Trump told Herman: "What are you doing folding shirts and giving lessons here at my club?" the latter recalled to the New York Post last year. "I've played with PGA Tour players, and you're just as good as them."
A decade leader, Trump is pursuing the Republican presidential nomination, and Herman, at age 38, is a first-time participant in this week's Masters, having notched his first PGA Tour victory Sunday at the Houston Open to claim the final spot. After Herman clinched the victory — and with it a payday of $1.224 million, presumably enough to pay back his famous benefactor — Trump himself was among the first to tweet his congratulations.
"I don't know what it is — when I play with him, I usually play pretty well," Herman said Monday, reflecting on his relationship with Trump, with whom he played golf as recently as two weeks ago. "But yeah, he's been a big supporter of mine . . . He's doing great in what's he's doing now, and we'll see how far that goes."
Herman didn't say Monday if he planned to repay Trump, but he has carried his logo on his bag and shirts.
"He's really good for golf," Herman said. "He loves golf and he's really good for the game."
Herman was frank in discussing why it has taken him so long to make it on the PGA Tour and to play in the Masters. Herman said he was good enough to make it on the Tour, he just wasn't good enough to stay there because his short game and mental approach weren't good enough. Indeed, until Sunday, he was the classic journeyman — ranked 191st in the world, having failed to win in any of his previous 105 starts since obtaining his Tour card in 2011. A chip-in for par on the 16th hole Sunday and a pair of closing pars gave him a one-shot victory over Henrik Stenson, earning both the Masters invite — and perhaps more importantly for Herman — a two-year PGA Tour exemption.

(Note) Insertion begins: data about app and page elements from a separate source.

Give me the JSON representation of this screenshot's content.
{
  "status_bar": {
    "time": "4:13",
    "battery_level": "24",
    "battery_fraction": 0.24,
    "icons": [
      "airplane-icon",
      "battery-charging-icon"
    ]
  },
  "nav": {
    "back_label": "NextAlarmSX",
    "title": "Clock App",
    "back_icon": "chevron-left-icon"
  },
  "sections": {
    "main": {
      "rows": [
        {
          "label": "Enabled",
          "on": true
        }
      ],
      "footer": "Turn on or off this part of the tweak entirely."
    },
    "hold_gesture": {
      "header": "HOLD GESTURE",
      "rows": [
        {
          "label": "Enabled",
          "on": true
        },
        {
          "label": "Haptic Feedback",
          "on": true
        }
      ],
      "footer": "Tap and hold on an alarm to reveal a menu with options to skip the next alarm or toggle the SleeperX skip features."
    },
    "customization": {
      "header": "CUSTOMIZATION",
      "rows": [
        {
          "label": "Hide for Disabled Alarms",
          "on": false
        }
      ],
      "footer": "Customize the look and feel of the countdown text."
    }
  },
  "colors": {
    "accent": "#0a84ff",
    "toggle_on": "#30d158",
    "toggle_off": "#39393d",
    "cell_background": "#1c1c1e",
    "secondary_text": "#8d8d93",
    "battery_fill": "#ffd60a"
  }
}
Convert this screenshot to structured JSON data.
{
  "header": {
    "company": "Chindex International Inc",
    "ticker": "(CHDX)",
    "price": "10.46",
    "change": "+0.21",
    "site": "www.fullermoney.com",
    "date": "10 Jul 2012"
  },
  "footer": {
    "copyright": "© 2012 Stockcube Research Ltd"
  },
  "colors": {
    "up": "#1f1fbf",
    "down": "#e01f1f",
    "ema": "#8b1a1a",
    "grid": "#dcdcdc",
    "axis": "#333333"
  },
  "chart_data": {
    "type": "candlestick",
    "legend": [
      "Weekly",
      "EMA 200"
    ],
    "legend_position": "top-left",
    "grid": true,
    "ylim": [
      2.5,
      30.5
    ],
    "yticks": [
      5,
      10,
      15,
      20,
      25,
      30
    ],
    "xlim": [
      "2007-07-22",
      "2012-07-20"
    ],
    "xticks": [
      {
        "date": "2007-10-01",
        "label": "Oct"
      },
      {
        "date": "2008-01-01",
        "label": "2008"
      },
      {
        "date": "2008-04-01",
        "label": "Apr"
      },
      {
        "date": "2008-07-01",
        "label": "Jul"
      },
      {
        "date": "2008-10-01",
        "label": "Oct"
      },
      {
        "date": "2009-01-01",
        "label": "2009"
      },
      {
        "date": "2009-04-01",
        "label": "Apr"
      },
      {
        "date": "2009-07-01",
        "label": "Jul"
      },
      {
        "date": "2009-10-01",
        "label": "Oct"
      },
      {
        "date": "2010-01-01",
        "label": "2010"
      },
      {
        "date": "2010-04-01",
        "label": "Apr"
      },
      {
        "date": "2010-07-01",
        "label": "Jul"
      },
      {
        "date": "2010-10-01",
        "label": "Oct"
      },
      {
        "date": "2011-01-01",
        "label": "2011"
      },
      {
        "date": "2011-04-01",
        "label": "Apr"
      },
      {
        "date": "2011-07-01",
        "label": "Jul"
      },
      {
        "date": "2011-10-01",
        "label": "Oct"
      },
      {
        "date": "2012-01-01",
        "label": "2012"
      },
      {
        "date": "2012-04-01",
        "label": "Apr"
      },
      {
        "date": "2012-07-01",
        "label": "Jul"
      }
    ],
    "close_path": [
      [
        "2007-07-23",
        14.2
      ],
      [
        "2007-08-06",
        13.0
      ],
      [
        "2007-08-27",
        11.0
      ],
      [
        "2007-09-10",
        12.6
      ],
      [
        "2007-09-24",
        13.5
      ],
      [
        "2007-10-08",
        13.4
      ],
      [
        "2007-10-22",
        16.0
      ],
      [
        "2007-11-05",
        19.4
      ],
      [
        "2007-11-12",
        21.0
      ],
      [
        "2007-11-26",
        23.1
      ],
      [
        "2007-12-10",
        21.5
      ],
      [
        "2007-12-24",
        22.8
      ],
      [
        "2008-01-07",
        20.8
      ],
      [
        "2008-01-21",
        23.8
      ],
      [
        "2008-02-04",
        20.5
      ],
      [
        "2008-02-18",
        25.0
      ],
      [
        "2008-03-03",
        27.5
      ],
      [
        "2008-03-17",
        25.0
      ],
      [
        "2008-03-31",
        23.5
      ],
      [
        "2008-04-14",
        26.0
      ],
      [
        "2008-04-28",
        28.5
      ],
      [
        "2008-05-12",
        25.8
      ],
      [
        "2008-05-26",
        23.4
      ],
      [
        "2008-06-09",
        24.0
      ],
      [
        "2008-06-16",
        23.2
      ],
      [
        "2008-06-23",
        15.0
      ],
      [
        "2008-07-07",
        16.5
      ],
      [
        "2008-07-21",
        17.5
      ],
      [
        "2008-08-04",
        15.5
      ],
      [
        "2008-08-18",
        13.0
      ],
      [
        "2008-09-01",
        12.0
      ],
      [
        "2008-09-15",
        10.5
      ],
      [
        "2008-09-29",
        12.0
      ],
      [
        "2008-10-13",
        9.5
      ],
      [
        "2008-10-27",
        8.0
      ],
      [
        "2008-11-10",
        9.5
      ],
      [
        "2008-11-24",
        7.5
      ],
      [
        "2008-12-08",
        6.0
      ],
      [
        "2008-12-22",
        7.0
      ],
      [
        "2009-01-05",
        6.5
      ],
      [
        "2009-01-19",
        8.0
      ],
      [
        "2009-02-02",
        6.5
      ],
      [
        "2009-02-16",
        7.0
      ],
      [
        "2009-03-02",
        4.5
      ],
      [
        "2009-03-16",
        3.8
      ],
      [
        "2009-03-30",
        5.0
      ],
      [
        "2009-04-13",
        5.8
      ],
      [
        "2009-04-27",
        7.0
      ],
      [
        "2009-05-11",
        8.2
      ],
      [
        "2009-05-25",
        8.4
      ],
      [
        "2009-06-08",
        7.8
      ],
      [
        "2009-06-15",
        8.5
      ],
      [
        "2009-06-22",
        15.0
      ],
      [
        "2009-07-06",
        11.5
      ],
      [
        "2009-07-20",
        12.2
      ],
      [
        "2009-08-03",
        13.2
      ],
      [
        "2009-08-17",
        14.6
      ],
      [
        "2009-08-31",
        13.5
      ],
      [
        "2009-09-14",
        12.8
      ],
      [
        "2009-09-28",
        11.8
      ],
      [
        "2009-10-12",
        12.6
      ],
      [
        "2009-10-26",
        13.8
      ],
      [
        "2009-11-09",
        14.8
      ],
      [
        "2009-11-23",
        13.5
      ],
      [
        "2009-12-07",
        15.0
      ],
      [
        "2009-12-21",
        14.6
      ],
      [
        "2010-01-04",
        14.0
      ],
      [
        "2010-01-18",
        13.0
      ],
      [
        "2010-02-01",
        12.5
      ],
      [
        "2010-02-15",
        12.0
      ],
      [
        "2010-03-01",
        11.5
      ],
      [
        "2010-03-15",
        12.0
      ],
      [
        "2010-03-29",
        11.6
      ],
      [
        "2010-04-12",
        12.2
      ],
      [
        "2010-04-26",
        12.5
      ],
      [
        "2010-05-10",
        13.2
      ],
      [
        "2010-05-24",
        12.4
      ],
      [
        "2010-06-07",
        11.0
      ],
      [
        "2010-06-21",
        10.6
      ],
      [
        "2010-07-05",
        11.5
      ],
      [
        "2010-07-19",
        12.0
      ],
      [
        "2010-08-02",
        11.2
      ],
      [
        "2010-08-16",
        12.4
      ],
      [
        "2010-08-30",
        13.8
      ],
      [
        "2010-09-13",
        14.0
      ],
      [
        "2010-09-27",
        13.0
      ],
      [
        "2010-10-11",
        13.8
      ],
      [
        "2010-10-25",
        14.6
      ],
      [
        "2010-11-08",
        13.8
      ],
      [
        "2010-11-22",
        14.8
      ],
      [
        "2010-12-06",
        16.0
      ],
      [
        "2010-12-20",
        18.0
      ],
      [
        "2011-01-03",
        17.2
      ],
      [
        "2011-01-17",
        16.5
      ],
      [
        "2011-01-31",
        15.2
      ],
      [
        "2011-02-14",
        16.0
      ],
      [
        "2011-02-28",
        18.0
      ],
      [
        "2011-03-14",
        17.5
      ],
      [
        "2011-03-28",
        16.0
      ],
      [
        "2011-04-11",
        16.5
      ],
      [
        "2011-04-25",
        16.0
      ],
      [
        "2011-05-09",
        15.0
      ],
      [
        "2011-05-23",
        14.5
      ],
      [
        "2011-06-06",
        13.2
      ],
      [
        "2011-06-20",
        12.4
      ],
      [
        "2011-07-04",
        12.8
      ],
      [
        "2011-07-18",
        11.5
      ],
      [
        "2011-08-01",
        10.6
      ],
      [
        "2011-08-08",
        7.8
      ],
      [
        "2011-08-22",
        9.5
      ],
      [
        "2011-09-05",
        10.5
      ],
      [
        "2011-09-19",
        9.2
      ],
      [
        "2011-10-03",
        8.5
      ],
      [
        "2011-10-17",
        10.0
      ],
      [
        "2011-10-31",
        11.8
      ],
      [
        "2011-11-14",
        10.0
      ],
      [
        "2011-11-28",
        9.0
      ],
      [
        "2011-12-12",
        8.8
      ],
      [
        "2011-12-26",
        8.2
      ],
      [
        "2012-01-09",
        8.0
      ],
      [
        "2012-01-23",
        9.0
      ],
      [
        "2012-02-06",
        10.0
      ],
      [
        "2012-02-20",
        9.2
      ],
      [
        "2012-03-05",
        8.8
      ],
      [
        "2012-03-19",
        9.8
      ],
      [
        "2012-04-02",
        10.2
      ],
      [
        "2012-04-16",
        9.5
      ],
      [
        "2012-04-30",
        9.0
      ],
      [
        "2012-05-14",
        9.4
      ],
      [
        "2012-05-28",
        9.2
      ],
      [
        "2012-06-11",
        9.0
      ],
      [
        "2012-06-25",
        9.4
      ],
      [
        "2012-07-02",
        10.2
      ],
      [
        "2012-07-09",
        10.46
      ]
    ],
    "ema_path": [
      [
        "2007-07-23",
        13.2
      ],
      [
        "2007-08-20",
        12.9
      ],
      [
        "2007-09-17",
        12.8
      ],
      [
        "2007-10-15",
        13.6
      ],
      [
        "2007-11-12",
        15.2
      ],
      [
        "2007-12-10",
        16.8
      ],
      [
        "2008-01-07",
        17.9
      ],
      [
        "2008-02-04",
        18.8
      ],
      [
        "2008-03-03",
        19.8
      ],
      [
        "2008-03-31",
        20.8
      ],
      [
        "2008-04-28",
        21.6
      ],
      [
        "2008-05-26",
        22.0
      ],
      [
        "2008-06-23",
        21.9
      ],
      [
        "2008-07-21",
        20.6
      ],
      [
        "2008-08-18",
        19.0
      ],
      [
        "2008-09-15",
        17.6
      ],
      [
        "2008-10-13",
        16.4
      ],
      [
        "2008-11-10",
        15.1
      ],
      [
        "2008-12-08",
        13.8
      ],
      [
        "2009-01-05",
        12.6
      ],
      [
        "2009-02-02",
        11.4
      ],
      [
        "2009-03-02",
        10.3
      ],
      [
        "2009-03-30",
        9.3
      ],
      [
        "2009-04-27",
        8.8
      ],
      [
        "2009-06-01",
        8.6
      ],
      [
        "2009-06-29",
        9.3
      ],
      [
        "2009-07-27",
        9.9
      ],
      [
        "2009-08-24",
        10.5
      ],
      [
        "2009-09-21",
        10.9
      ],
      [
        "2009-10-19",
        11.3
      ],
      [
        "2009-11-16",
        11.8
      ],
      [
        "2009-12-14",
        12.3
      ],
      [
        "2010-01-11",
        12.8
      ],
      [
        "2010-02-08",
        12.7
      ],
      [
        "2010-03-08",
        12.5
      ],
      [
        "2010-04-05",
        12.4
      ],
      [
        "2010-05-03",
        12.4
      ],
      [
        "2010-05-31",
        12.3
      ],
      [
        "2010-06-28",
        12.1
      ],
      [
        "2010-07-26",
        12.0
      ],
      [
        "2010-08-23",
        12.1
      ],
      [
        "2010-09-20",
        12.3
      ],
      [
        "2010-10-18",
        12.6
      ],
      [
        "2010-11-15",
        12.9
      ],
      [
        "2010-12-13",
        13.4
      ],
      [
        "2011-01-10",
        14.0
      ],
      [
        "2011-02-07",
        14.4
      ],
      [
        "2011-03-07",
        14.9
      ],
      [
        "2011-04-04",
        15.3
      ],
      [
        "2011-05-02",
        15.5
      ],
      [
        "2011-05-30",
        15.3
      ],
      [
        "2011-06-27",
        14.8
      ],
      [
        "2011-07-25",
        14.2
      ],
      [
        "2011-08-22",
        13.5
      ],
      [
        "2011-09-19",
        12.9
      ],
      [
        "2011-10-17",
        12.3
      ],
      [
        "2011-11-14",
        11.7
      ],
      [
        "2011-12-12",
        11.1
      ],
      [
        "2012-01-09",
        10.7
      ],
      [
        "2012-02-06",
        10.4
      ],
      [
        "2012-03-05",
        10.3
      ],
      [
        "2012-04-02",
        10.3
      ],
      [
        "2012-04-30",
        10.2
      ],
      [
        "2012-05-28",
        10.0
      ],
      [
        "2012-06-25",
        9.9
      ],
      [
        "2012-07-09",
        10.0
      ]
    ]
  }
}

Instead of flying home that night to Florida, where he planned on driving his daughter to school in Palm City on Monday morning, he came to Augusta to get ready for this week's tournament. The rest of his family planned to join him.
"I feel like maybe I'm going to wake up," Herman said, "and (it's) still going to be Saturday night going into the final round (at Houston) and I haven't done it yet. But I don't think that's happening. I think we're here."
Contributing: Atlanta Journal-Constitution